++++ Input for this task ++++
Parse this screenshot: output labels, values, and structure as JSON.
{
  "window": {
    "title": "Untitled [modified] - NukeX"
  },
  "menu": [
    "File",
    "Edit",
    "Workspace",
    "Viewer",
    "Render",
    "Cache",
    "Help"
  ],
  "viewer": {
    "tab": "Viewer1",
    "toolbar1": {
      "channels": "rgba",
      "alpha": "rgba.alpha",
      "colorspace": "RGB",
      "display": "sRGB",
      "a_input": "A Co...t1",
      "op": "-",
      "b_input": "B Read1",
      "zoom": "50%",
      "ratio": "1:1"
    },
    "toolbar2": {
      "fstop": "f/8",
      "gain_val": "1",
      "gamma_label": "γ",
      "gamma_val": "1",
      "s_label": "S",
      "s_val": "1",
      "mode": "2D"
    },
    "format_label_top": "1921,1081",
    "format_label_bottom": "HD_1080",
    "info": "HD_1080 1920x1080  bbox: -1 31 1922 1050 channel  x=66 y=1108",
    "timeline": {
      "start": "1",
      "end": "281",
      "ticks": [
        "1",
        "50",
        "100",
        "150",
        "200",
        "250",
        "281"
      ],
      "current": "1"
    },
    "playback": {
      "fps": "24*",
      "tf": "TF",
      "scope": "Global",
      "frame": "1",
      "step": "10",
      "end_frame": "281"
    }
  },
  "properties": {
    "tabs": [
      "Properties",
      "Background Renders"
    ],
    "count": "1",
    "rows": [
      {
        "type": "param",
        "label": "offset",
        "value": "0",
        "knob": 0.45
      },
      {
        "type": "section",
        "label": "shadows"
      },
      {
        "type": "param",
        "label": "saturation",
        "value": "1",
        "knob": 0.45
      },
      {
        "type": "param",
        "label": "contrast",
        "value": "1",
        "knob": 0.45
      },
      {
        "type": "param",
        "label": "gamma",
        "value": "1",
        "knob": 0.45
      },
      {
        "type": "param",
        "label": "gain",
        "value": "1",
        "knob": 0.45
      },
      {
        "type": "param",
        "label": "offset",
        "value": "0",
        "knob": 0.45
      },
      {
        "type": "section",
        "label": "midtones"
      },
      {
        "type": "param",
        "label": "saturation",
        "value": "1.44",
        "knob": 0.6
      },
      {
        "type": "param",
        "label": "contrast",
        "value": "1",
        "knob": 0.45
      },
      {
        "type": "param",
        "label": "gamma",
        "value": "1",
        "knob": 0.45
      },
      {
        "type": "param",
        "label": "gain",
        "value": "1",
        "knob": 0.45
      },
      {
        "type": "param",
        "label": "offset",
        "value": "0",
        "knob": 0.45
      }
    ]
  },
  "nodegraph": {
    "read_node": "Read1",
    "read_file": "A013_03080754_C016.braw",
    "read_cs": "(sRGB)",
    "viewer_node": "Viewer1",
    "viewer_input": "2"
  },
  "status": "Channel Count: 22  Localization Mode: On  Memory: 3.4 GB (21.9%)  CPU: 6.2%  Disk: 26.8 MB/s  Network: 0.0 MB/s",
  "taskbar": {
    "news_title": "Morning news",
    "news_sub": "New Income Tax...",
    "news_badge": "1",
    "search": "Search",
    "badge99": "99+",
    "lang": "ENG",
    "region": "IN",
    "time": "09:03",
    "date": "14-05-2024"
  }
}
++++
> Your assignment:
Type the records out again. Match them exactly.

> Problem solution:
Parse this screenshot: output labels, values, and structure as JSON.
{
  "window": {
    "title": "Untitled [modified] - NukeX"
  },
  "menu": [
    "File",
    "Edit",
    "Workspace",
    "Viewer",
    "Render",
    "Cache",
    "Help"
  ],
  "viewer": {
    "tab": "Viewer1",
    "toolbar1": {
      "channels": "rgba",
      "alpha": "rgba.alpha",
      "colorspace": "RGB",
      "display": "sRGB",
      "a_input": "A Co...t1",
      "op": "-",
      "b_input": "B Read1",
      "zoom": "50%",
      "ratio": "1:1"
    },
    "toolbar2": {
      "fstop": "f/8",
      "gain_val": "1",
      "gamma_label": "γ",
      "gamma_val": "1",
      "s_label": "S",
      "s_val": "1",
      "mode": "2D"
    },
    "format_label_top": "1921,1081",
    "format_label_bottom": "HD_1080",
    "info": "HD_1080 1920x1080  bbox: -1 31 1922 1050 channel  x=66 y=1108",
    "timeline": {
      "start": "1",
      "end": "281",
      "ticks": [
        "1",
        "50",
        "100",
        "150",
        "200",
        "250",
        "281"
      ],
      "current": "1"
    },
    "playback": {
      "fps": "24*",
      "tf": "TF",
      "scope": "Global",
      "frame": "1",
      "step": "10",
      "end_frame": "281"
    }
  },
  "properties": {
    "tabs": [
      "Properties",
      "Background Renders"
    ],
    "count": "1",
    "rows": [
      {
        "type": "param",
        "label": "offset",
        "value": "0",
        "knob": 0.45
      },
      {
        "type": "section",
        "label": "shadows"
      },
      {
        "type": "param",
        "label": "saturation",
        "value": "1",
        "knob": 0.45
      },
      {
        "type": "param",
        "label": "contrast",
        "value": "1",
        "knob": 0.45
      },
      {
        "type": "param",
        "label": "gamma",
        "value": "1",
        "knob": 0.45
      },
      {
        "type": "param",
        "label": "gain",
        "value": "1",
        "knob": 0.45
      },
      {
        "type": "param",
        "label": "offset",
        "value": "0",
        "knob": 0.45
      },
      {
        "type": "section",
        "label": "midtones"
      },
      {
        "type": "param",
        "label": "saturation",
        "value": "1.44",
        "knob": 0.6
      },
      {
        "type": "param",
        "label": "contrast",
        "value": "1",
        "knob": 0.45
      },
      {
        "type": "param",
        "label": "gamma",
        "value": "1",
        "knob": 0.45
      },
      {
        "type": "param",
        "label": "gain",
        "value": "1",
        "knob": 0.45
      },
      {
        "type": "param",
        "label": "offset",
        "value": "0",
        "knob": 0.45
      }
    ]
  },
  "nodegraph": {
    "read_node": "Read1",
    "read_file": "A013_03080754_C016.braw",
    "read_cs": "(sRGB)",
    "viewer_node": "Viewer1",
    "viewer_input": "2"
  },
  "status": "Channel Count: 22  Localization Mode: On  Memory: 3.4 GB (21.9%)  CPU: 6.2%  Disk: 26.8 MB/s  Network: 0.0 MB/s",
  "taskbar": {
    "news_title": "Morning news",
    "news_sub": "New Income Tax...",
    "news_badge": "1",
    "search": "Search",
    "badge99": "99+",
    "lang": "ENG",
    "region": "IN",
    "time": "09:03",
    "date": "14-05-2024"
  }
}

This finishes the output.